Fu: No. With my families of course I have connections. Other people whether they were victims with me or in the same study groups I did not have contacts with them until 30 years later. I did go back to China a couple of times after I become US citizen. I have various contacts with different people but to really have a deeper connection with them it took me 30 years.
Batchelor: Today, because you have a unique position here, being able to look back to the Cultural Revolution, the China today, is it some thing you could dream when you arrived at America, that it succeeded despite all of its brutality? Is this a success when you think China today?
Fu: Absolutely. China today is so much better than the China I was in about 29 years ago. It made huge progress. Average life, average living is so much higher. I do think there is a lot of issues in China, just like any country there is a lot of issues. It's not going to be easy for China to resolve any of those issues. But I think we made huge, huge progress. I also realized that, when I was in China, the atrocity happened during the time I was supposed to go from K to 12, the very formidable years. I had this quite bad experience. Now I realized that China has a really long history. My experience does not define China. Majority of Chinese people are good and kind. I wish them well. The other thing I think that is really, really important is in the 21st century I do believe that China and US relationship, the policy of the two country to collaborate are far, far deeper than anyone understood. We need to get it right.
Batchelor: I agree with you, Ping. But you and I both read the news very carefully and there are some shadows emerging between the two states especially in the area that you are an expert, which is digital. You know this. It's going on right now.

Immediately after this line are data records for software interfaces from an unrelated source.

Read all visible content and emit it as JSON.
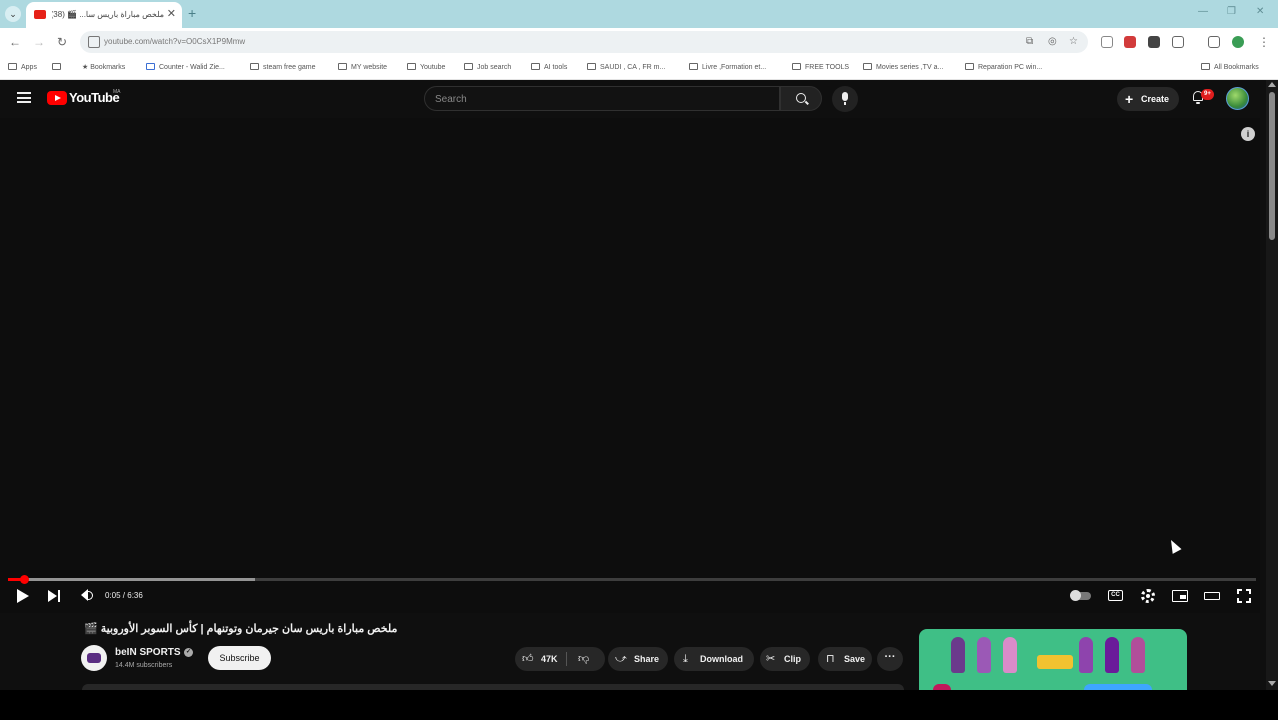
{
  "browser": {
    "tab": {
      "title": "ملخص مباراة باريس سا... 🎬 (38)",
      "close_glyph": "✕"
    },
    "new_tab_glyph": "+",
    "url": "youtube.com/watch?v=O0CsX1P9Mmw",
    "bookmarks": [
      {
        "label": "Apps"
      },
      {
        "label": "Bookmarks"
      },
      {
        "label": "Counter - Walid Zie..."
      },
      {
        "label": "steam free game"
      },
      {
        "label": "MY website"
      },
      {
        "label": "Youtube"
      },
      {
        "label": "Job search"
      },
      {
        "label": "AI tools"
      },
      {
        "label": "SAUDI , CA , FR m..."
      },
      {
        "label": "Livre ,Formation et..."
      },
      {
        "label": "FREE TOOLS"
      },
      {
        "label": "Movies series ,TV a..."
      },
      {
        "label": "Reparation PC win..."
      }
    ],
    "all_bookmarks": "All Bookmarks"
  },
  "youtube": {
    "logo_text": "YouTube",
    "country_code": "MA",
    "search_placeholder": "Search",
    "create_label": "Create",
    "notification_badge": "9+"
  },
  "player": {
    "current_time": "0:05",
    "duration": "6:36",
    "time_display": "0:05 / 6:36",
    "played_fraction": 0.0126,
    "buffered_fraction": 0.198,
    "info_glyph": "i",
    "cc_text": "CC"
  },
  "video": {
    "title": "ملخص مباراة باريس سان جيرمان وتوتنهام | كأس السوبر الأوروبية 🎬",
    "channel_name": "beIN SPORTS",
    "subscribers": "14.4M subscribers",
    "subscribe_label": "Subscribe",
    "likes": "47K",
    "share_label": "Share",
    "download_label": "Download",
    "clip_label": "Clip",
    "save_label": "Save",
    "more_glyph": "···",
    "verified_glyph": "✓"
  },
  "colors": {
    "accent_red": "#ff0000",
    "page_bg": "#0f0f0f",
    "tab_strip": "#aed9e0"
  }
}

Is that something worries you? You see the President and other leaders of the United States talk about cyber-crime and cyber-spy. And that's your field.

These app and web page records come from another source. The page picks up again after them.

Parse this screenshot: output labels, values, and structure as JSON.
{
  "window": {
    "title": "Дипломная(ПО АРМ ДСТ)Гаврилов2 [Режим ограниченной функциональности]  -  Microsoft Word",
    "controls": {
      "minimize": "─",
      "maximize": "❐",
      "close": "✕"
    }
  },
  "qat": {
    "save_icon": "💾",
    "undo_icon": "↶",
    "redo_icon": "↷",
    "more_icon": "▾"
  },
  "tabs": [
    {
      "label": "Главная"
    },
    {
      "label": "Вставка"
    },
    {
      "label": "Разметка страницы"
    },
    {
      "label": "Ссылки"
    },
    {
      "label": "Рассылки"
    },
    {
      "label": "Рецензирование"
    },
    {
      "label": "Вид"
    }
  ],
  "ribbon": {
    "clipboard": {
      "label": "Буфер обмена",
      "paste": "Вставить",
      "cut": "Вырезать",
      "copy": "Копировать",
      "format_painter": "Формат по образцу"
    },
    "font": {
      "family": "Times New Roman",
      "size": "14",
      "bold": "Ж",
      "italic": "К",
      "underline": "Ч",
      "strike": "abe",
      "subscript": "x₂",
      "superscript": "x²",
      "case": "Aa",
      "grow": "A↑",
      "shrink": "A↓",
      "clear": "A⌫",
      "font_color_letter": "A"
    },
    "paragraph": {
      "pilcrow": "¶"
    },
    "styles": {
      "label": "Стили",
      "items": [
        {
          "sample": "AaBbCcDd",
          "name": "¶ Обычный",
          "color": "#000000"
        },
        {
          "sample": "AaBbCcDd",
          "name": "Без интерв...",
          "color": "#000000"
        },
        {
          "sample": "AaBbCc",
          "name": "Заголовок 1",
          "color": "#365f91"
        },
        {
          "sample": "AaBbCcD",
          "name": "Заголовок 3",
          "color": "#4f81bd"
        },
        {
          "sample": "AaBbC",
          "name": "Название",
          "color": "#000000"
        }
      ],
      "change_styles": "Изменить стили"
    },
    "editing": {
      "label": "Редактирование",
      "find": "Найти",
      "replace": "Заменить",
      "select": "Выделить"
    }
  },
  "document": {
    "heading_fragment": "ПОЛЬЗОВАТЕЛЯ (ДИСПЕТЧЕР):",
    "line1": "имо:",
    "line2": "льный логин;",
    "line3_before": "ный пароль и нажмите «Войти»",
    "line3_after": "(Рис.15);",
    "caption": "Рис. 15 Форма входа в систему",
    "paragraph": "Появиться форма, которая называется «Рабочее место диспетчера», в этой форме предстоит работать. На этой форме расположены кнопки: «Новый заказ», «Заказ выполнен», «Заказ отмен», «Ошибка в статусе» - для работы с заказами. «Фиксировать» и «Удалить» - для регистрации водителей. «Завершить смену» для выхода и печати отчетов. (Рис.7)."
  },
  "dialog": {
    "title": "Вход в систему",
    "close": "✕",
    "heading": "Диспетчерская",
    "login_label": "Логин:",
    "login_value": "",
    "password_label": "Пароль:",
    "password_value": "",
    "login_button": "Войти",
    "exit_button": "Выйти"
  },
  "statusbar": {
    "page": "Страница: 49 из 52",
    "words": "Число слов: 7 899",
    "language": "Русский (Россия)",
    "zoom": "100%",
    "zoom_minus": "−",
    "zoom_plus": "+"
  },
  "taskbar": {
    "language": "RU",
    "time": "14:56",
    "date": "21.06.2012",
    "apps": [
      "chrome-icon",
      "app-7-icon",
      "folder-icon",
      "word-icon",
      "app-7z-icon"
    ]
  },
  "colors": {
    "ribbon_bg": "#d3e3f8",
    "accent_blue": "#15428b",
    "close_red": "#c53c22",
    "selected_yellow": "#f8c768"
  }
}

Fu: Yes, that's becoming an issue of national awareness. I believe big success and big fear come hand-in-hand. Sometimes it takes this kind of big fear for us to innovate for a resolution. Really, we don't really know how to deal with cyber-crime, cyber-terrorism, or cyber-bullying yet. A lot of time people are not using their true identity and you don't know who you are dealing with. The scale and the speed of that attack one can use on the Internet is both damaging and scary. So I think we need to innovate. We need to have a policy. We need to have some normal behavior of how to use the Internet and the technology.
Batchelor: Well, I am very thankful that you are on the American continent now.